● Problem description
Each line that includes the word "notion" should be copied from the records.

*** Opening Listed entries ***

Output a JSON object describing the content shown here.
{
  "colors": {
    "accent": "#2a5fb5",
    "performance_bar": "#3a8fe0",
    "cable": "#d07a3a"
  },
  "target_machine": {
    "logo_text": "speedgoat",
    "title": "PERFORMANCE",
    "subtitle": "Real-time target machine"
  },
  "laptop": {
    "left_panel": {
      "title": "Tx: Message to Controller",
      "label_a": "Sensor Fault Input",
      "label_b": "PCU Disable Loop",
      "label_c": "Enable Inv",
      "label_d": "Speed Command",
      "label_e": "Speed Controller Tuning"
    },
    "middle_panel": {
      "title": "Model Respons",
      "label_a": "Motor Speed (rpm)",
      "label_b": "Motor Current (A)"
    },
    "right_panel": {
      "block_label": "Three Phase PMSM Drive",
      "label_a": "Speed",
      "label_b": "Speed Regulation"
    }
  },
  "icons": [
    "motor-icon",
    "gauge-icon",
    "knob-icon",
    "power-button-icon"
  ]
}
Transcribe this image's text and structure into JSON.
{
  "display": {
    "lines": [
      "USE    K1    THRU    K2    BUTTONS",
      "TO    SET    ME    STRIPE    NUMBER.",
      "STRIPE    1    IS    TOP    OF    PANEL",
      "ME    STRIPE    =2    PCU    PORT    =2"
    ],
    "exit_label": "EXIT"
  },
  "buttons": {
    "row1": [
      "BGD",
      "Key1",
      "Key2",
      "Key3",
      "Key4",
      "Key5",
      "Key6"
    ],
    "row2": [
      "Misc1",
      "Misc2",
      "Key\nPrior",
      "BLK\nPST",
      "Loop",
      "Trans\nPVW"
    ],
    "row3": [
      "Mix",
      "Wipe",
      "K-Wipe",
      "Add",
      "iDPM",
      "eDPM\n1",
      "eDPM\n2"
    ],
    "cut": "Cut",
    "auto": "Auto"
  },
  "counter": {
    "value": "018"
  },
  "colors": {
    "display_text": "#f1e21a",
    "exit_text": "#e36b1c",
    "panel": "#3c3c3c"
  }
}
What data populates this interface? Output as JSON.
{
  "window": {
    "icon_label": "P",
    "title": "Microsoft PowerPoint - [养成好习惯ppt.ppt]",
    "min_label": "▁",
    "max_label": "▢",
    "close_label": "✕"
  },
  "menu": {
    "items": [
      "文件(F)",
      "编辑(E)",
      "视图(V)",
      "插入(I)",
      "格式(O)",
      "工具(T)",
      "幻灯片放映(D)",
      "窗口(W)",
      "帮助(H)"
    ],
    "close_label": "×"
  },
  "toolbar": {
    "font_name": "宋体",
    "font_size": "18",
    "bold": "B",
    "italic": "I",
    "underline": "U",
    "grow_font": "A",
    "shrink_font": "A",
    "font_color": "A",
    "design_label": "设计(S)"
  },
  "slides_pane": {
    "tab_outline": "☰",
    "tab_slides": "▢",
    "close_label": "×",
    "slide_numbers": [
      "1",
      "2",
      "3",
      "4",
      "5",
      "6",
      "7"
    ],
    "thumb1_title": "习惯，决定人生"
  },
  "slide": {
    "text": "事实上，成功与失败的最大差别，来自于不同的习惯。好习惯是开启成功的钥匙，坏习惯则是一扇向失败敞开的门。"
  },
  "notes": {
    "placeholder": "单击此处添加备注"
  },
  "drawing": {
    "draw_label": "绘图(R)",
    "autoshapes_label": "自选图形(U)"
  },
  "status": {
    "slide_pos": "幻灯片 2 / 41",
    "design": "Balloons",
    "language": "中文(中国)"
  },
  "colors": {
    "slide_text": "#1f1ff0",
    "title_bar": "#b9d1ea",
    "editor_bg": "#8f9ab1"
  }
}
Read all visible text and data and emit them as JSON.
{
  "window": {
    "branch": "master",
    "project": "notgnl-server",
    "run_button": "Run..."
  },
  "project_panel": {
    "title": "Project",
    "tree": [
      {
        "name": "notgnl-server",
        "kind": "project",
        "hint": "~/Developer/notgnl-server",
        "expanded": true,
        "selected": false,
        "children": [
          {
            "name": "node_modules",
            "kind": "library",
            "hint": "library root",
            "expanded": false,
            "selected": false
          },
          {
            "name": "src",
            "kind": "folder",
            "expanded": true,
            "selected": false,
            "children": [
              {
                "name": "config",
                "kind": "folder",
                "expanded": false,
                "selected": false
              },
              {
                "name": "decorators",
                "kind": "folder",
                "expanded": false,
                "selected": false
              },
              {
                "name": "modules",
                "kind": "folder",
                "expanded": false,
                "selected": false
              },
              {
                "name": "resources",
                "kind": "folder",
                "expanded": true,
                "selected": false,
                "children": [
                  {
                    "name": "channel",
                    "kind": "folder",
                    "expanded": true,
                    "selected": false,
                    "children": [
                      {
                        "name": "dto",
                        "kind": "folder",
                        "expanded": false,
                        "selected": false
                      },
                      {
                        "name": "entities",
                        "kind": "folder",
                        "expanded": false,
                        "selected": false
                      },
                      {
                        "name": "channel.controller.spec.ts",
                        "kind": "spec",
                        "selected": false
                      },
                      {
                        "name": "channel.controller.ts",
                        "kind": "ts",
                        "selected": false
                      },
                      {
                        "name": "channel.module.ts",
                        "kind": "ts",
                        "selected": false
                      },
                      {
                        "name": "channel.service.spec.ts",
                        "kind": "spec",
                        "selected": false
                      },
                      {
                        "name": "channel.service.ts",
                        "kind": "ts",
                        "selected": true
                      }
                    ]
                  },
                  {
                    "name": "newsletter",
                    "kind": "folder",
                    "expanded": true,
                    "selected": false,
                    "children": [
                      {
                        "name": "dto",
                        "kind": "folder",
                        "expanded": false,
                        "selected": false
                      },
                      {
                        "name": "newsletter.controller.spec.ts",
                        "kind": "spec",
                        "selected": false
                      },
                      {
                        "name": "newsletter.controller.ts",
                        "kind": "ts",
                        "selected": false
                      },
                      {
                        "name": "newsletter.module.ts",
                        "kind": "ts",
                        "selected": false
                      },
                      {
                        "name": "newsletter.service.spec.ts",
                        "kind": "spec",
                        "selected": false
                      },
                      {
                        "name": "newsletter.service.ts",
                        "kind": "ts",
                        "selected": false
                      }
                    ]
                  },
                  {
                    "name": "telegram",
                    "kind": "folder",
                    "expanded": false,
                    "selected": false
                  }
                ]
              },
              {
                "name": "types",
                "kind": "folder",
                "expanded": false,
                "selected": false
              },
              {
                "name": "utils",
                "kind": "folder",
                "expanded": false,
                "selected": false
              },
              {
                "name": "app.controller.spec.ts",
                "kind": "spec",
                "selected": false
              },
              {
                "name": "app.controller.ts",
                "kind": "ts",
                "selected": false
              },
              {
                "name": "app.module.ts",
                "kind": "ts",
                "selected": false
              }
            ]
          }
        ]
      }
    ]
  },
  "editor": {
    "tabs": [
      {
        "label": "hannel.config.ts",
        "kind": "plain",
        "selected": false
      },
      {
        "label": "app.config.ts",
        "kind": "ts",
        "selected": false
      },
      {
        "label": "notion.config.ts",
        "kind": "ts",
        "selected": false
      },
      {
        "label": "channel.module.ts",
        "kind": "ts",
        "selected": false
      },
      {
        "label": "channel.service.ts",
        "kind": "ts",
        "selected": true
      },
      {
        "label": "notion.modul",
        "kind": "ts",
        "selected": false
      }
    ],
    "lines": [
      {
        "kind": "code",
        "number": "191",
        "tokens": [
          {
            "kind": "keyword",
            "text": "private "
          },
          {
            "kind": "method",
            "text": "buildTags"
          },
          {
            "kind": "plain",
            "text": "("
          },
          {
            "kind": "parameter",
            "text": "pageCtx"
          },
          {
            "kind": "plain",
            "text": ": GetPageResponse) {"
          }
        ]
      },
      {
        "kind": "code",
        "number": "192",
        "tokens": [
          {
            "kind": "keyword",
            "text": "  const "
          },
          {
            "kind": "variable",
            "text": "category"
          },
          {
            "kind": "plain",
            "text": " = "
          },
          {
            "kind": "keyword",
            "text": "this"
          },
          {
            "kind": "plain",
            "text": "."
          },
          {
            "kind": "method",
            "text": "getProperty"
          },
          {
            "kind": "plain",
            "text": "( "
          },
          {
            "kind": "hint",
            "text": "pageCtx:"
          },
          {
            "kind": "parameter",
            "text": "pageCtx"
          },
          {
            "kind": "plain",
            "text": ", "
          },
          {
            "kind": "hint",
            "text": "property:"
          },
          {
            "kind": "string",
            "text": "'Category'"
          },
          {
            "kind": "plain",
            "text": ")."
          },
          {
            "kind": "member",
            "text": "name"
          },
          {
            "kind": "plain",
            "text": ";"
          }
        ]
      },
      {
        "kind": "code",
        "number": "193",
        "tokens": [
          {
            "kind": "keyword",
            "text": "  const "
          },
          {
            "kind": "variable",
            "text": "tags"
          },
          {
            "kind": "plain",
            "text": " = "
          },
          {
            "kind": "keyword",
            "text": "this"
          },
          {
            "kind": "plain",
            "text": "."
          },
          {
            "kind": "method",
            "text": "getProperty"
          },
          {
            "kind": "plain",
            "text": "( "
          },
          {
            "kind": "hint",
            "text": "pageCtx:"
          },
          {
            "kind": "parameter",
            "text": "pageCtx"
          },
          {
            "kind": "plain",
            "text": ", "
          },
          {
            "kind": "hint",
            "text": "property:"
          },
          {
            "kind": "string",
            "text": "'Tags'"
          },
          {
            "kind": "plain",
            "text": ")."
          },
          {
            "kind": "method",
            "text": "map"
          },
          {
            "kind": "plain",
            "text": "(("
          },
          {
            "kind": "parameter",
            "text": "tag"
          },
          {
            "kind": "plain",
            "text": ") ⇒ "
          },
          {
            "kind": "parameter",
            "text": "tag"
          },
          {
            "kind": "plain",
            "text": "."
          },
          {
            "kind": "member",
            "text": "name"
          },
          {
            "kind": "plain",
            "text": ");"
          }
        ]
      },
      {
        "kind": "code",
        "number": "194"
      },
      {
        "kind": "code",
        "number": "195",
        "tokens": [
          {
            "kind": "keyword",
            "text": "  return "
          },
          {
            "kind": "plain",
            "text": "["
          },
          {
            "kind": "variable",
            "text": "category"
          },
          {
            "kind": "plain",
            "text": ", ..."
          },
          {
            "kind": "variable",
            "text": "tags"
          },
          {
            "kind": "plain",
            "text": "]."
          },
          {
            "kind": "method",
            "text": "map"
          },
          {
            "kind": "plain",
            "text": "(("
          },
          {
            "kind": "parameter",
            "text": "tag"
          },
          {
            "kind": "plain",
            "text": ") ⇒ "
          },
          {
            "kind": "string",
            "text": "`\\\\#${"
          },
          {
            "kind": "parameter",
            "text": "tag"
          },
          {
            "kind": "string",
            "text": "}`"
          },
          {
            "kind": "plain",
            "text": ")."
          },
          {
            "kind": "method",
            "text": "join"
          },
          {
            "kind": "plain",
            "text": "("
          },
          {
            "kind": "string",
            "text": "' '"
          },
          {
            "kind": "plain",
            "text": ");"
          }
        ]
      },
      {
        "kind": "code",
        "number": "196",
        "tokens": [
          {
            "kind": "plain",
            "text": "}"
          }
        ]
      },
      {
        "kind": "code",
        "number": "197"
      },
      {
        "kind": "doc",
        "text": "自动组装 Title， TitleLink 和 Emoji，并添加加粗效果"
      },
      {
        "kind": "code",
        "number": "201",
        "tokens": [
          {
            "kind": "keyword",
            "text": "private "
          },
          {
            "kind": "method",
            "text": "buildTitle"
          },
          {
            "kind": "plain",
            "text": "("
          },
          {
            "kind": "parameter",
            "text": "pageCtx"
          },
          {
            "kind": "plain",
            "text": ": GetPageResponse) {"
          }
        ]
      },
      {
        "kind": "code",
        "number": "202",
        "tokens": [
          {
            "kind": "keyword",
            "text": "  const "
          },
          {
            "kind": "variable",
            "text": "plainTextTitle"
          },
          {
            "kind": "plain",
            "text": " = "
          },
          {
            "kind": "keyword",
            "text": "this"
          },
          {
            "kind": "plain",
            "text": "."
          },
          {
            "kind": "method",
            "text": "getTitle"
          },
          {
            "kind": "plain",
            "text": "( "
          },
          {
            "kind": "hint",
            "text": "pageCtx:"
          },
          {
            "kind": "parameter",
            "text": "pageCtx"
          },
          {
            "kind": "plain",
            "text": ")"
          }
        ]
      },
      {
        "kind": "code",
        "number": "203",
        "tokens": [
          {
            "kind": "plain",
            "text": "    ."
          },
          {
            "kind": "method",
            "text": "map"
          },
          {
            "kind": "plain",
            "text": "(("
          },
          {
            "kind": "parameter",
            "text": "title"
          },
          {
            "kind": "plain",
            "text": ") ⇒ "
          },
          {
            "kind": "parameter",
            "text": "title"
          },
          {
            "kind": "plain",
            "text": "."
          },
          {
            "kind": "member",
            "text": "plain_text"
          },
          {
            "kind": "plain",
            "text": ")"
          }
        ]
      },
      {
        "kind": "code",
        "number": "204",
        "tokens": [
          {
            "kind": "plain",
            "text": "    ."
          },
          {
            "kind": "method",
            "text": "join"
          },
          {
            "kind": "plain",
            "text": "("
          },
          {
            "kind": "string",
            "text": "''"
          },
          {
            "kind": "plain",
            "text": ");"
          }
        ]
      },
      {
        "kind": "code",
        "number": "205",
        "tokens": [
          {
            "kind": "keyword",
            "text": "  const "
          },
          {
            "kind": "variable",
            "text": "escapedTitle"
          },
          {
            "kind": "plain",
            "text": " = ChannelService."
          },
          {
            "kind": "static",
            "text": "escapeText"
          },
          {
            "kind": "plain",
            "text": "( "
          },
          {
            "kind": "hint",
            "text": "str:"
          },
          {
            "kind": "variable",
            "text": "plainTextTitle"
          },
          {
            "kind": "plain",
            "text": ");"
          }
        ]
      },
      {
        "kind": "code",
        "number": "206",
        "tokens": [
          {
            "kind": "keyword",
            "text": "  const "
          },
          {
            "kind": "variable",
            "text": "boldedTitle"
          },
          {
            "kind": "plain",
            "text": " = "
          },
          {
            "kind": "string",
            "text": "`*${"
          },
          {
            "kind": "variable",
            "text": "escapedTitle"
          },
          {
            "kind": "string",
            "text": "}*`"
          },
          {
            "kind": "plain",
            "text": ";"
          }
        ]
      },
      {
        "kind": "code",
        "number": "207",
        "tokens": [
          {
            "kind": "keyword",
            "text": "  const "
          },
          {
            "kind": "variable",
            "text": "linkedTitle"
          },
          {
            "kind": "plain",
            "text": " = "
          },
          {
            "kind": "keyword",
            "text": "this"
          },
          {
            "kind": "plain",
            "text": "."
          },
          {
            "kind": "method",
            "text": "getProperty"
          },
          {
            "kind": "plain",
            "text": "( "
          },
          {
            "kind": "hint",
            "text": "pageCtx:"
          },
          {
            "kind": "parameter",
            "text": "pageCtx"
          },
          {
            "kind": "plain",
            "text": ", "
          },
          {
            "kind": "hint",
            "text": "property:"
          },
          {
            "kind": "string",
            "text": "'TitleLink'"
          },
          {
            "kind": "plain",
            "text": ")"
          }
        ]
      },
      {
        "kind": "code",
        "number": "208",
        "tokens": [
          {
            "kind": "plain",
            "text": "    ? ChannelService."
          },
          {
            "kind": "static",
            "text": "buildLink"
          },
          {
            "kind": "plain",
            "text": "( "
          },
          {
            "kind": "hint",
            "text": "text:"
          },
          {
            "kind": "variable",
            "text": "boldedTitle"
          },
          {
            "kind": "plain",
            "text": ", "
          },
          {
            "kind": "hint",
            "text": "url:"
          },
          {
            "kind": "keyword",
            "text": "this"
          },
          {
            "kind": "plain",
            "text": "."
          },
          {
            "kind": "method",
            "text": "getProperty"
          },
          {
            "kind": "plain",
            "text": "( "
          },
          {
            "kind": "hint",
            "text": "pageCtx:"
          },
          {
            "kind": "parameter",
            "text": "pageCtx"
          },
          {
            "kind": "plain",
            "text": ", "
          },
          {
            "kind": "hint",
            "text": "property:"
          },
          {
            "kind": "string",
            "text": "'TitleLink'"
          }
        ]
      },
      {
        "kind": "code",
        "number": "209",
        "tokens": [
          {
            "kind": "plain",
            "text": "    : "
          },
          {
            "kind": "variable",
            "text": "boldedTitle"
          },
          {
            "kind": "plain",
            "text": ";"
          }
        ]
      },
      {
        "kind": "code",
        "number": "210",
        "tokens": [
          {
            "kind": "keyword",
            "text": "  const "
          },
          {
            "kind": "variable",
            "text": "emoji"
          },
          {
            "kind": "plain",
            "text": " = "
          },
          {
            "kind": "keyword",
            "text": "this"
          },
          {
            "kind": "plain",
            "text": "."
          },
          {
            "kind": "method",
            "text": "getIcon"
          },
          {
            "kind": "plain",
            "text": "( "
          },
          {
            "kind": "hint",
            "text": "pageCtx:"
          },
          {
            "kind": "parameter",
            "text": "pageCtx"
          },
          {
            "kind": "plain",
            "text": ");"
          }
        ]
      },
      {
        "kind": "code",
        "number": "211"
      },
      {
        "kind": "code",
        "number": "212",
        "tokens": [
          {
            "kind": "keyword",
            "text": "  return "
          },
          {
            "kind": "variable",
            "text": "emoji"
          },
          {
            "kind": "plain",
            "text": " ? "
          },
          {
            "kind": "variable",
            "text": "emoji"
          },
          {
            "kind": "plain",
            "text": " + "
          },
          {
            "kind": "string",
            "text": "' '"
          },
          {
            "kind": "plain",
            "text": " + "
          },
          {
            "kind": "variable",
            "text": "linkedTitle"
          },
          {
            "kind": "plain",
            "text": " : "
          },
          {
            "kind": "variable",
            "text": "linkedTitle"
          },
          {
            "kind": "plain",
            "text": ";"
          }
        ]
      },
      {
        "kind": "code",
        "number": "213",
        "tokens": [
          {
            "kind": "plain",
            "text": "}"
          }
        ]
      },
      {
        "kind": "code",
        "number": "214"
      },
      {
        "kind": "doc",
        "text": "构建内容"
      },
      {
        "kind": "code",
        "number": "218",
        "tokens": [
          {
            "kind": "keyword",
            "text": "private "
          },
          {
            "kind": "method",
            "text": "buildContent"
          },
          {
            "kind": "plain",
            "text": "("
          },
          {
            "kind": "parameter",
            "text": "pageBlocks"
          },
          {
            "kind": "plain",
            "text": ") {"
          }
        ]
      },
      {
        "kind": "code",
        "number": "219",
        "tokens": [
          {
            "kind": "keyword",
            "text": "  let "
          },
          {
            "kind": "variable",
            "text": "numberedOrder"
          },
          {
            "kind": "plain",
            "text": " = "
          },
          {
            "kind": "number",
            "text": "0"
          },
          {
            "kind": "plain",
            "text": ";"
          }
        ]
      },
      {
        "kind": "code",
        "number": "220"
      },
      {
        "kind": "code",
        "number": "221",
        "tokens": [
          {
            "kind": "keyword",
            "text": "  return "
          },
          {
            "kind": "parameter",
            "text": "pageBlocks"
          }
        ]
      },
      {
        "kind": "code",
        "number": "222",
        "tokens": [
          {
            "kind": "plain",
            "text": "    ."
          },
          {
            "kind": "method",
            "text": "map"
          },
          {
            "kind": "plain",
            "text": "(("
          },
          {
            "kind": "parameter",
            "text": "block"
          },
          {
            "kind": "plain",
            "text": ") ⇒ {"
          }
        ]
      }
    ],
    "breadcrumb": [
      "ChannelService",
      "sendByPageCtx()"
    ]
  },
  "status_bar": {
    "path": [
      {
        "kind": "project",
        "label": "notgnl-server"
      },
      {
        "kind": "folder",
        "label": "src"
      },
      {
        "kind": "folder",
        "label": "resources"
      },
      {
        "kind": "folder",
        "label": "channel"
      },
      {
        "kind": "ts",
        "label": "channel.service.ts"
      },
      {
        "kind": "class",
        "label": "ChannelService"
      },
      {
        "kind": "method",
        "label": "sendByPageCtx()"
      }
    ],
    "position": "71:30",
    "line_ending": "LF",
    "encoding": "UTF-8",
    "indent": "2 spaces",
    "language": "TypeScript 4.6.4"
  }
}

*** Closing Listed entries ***

● Response area
        "label": "notion.config.ts",
        "label": "notion.modul",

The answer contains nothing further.